The more life in Scotland feels like life in England, the stronger the desire to assert a distinct identity.
In part, the disengagement of Scotland from the UK reflects the inexorable consequence of the establishment of the Scottish Parliament in 1999. It is in the nature of institutions and their members to seek to extend their powers. We see this in Brussels and we see it in Edinburgh. It may still be unlikely that a referendum in Scotland would produce a majority for outright independence, but there will probably be a majority for giving much greater powers to the Scottish Parliament – what is commonly called devo-max. The Union is being sliced up salami-style until the final step to independence is small.
The rise of Scottish nationalism puzzles many in England, especially those who believe that Scotland is subsidised by England (an arguable proposition) and also those millions south of the border who claim Scottish ancestry, often proudly.
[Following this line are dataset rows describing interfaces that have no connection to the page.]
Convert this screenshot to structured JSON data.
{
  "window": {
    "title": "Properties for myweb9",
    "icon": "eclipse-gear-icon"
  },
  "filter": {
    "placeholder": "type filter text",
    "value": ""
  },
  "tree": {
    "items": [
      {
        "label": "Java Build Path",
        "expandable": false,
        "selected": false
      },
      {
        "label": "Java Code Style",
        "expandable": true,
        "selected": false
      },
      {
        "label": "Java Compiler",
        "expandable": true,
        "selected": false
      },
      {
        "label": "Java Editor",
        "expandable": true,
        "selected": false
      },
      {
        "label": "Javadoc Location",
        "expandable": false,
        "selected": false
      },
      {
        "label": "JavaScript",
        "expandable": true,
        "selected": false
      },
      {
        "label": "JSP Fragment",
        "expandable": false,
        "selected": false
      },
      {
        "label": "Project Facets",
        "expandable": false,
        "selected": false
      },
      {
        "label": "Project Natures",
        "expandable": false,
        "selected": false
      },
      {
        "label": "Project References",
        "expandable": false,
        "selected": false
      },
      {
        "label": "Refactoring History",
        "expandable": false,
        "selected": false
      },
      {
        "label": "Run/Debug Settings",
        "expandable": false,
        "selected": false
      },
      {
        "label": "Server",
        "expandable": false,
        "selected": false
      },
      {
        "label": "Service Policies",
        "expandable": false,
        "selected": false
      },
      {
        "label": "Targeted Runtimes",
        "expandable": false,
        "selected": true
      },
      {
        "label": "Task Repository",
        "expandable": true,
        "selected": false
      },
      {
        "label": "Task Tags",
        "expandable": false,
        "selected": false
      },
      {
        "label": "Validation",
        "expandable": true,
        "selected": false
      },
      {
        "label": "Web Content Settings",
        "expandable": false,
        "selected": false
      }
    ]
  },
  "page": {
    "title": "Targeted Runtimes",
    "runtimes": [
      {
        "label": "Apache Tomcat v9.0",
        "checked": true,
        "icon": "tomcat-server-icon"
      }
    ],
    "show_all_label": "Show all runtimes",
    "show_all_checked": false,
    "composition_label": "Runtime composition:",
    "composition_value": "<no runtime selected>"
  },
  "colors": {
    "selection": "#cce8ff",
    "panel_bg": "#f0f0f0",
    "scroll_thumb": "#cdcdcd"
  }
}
In truth, it puzzles some of us in Scotland, too, for many are still happy with a dual Scottish-British identity.
Undeniably, however, the sense of Britishness has weakened over the past half-century. There are some conventional, explanations: the distance from the Second World War, when Britain resisted Nazi Germany; the end of the British Empire, in which Scots had played a disproportionate role; and, perhaps, membership of the European Union. Certainly, the SNP fastened on this as a defence against the charge that independence would leave Scotland isolated.
With this weakening of a British identity goes a resurgent Scottishness. Take the kilt, for example. When I was young, it was worn by soldiers, stage comics and singers of Scots songs, public schoolboys on Sundays, and, somewhat unconvincingly, members of the Royal family and lairds attending the Braemar Gathering and other Highland games. It was also favoured by a few cultural nationalists like Compton Mackenzie and Hugh MacDiarmid. Now it is far more popular than it used to be: standard wear for weddings and dances, and international football and rugby matches. It has become an expression of difference, of our distinct identity. (Read more)